Only the lines holding "text" are wanted; find them in the listing and return each one.

- - - - -

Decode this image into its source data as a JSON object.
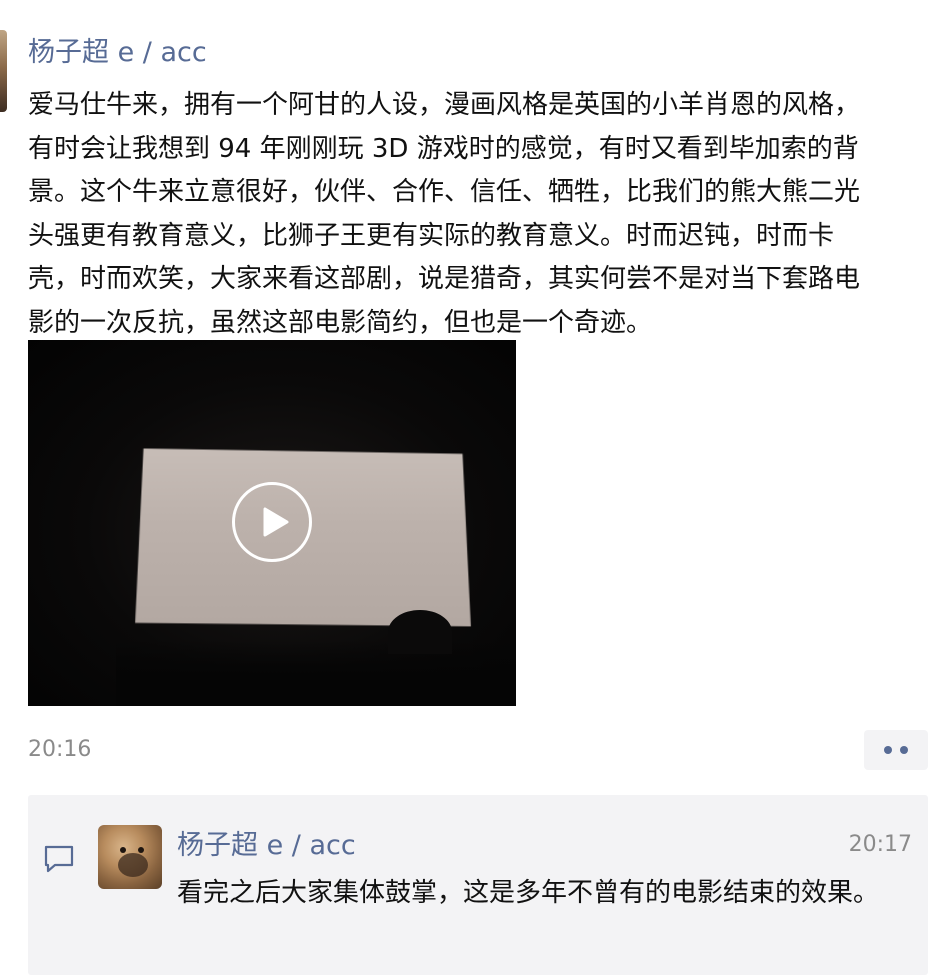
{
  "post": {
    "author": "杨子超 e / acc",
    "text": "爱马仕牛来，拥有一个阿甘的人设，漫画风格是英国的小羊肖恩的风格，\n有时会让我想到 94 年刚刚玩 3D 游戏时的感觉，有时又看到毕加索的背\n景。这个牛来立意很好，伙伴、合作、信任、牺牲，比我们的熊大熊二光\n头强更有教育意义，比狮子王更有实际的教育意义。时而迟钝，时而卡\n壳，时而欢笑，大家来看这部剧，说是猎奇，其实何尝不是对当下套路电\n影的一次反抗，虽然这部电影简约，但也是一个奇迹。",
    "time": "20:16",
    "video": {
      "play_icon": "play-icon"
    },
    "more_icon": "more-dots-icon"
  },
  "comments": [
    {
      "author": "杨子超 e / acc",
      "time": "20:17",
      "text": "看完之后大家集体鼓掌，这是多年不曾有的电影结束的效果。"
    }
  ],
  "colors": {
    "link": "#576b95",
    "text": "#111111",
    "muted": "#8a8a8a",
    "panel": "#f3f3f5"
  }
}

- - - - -

* _Response area_:
    "text": "爱马仕牛来，拥有一个阿甘的人设，漫画风格是英国的小羊肖恩的风格，\n有时会让我想到 94 年刚刚玩 3D 游戏时的感觉，有时又看到毕加索的背\n景。这个牛来立意很好，伙伴、合作、信任、牺牲，比我们的熊大熊二光\n头强更有教育意义，比狮子王更有实际的教育意义。时而迟钝，时而卡\n壳，时而欢笑，大家来看这部剧，说是猎奇，其实何尝不是对当下套路电\n影的一次反抗，虽然这部电影简约，但也是一个奇迹。",
      "text": "看完之后大家集体鼓掌，这是多年不曾有的电影结束的效果。"
    "text": "#111111",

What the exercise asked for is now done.